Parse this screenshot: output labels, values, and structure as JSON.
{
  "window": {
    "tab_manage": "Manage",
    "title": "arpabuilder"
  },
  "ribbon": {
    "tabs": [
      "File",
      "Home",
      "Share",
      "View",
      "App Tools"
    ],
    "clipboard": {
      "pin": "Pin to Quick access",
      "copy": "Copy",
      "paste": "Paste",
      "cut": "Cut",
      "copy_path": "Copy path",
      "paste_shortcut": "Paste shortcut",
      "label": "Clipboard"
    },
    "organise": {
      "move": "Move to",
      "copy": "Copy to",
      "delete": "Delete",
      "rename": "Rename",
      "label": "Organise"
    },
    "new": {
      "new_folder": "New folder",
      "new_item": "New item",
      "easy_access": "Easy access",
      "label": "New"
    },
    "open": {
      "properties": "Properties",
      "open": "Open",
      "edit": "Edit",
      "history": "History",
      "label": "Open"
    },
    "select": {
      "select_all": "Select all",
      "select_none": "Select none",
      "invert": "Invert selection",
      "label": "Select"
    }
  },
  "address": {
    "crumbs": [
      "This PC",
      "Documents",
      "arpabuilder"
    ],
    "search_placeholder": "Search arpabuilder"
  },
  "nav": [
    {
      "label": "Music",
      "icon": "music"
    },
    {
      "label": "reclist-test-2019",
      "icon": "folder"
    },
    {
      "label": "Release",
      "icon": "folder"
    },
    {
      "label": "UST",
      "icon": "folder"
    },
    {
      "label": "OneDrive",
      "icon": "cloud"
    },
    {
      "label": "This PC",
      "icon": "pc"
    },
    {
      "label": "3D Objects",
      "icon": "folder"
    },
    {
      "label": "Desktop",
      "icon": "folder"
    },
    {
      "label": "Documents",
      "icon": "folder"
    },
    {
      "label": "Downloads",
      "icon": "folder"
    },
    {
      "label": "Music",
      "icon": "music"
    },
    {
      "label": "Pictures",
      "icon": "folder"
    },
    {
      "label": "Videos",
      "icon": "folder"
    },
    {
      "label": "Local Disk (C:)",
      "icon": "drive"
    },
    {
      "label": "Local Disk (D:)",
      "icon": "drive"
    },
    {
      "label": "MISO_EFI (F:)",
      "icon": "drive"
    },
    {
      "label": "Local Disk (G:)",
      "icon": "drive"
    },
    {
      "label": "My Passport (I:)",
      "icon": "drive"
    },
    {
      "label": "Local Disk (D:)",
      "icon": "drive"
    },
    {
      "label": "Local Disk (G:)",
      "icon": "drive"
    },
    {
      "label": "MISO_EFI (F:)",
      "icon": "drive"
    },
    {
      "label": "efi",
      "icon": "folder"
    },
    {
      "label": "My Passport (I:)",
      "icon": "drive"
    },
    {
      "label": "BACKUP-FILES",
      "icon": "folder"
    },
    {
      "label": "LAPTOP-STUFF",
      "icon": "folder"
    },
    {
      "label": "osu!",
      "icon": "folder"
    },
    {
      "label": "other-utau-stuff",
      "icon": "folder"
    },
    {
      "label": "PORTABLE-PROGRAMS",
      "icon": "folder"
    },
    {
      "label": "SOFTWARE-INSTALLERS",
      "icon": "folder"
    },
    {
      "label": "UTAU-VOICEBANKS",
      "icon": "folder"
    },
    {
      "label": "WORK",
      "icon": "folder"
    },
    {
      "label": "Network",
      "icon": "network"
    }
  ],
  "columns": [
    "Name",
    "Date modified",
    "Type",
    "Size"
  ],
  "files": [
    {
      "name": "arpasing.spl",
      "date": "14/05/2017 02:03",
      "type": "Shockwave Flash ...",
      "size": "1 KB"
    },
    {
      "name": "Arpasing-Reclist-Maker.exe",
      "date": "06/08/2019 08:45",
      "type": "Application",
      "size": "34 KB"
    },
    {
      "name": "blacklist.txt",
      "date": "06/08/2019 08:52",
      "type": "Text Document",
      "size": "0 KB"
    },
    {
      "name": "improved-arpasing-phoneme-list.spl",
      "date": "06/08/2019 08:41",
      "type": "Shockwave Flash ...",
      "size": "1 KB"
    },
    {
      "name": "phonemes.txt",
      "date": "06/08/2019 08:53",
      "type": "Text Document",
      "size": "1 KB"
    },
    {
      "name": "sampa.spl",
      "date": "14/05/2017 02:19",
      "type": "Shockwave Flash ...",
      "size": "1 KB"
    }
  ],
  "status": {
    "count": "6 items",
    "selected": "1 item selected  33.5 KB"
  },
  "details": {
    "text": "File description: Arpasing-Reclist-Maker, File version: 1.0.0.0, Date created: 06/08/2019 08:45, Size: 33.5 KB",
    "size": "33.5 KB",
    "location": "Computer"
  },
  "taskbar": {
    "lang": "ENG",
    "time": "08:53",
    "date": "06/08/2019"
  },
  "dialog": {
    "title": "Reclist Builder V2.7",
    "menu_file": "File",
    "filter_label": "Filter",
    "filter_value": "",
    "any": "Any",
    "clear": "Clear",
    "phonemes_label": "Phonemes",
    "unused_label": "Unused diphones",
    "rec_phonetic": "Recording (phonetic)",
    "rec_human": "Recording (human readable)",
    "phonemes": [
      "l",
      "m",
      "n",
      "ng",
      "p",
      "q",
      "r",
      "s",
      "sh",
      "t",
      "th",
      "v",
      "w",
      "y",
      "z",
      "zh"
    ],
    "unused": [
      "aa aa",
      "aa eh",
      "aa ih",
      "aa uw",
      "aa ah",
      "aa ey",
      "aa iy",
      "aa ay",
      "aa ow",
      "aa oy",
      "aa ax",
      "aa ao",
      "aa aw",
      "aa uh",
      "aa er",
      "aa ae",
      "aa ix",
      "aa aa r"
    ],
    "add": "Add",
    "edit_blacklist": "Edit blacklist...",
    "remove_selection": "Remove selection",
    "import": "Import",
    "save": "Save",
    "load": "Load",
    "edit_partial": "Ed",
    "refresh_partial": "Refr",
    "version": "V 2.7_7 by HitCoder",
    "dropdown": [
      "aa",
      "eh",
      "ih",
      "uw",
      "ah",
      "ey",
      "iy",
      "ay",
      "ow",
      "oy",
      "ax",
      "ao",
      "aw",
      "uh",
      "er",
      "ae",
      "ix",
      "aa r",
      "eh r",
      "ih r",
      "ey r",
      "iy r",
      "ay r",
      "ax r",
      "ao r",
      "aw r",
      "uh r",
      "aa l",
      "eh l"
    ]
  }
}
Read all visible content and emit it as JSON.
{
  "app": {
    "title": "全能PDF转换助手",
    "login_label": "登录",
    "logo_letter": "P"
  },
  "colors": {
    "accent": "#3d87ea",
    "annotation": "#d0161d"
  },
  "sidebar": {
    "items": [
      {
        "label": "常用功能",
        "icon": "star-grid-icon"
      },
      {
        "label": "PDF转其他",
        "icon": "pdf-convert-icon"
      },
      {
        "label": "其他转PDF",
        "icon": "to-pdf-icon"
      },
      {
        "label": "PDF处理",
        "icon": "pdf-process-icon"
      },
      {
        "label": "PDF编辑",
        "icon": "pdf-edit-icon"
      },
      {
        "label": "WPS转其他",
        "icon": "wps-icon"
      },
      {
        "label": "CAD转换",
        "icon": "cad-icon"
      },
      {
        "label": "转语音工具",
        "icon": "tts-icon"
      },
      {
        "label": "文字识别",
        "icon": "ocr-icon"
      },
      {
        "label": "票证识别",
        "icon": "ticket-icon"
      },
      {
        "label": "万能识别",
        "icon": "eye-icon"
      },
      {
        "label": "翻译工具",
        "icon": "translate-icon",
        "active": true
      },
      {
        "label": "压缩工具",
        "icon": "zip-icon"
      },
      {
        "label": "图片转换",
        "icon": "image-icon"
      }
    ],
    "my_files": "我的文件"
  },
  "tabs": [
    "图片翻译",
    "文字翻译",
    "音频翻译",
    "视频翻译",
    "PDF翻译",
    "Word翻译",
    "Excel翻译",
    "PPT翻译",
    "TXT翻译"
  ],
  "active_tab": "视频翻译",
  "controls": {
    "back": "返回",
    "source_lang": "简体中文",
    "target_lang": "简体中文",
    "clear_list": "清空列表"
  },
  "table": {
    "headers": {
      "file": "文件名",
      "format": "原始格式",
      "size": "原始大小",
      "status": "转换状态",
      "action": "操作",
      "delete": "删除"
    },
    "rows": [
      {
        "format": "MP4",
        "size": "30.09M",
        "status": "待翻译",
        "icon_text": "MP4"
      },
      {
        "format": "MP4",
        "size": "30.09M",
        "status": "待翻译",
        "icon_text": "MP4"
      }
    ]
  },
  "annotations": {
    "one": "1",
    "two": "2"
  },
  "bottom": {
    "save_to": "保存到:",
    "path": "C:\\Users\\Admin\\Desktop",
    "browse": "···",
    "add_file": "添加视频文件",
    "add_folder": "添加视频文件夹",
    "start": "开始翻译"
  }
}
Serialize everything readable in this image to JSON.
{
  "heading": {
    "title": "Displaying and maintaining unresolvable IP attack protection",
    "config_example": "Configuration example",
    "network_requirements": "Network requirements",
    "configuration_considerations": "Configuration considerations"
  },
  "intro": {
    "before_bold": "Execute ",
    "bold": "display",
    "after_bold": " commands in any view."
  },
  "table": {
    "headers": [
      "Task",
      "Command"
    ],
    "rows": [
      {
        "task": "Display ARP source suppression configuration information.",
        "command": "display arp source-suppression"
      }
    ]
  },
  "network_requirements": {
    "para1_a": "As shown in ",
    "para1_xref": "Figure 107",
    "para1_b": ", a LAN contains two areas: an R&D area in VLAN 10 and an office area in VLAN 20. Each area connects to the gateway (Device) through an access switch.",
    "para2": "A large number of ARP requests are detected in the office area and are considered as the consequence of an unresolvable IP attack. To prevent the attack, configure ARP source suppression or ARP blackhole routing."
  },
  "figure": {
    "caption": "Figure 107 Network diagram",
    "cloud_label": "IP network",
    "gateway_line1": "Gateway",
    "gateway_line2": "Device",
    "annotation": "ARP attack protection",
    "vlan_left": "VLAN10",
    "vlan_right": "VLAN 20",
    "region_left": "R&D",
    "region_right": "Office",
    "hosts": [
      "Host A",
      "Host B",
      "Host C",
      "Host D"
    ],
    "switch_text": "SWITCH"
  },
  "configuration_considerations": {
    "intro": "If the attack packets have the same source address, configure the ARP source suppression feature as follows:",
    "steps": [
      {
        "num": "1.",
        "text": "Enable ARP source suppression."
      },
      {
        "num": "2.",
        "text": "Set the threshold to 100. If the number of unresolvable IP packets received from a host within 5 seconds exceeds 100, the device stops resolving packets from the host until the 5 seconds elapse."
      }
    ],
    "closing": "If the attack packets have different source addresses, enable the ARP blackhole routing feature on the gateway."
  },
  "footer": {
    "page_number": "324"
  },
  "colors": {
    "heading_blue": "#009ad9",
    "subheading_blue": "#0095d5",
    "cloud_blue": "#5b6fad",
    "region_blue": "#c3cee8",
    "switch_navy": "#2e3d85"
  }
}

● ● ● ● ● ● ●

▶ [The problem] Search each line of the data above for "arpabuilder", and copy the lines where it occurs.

▶ [Written response]
    "title": "arpabuilder"
      "arpabuilder"
    "search_placeholder": "Search arpabuilder"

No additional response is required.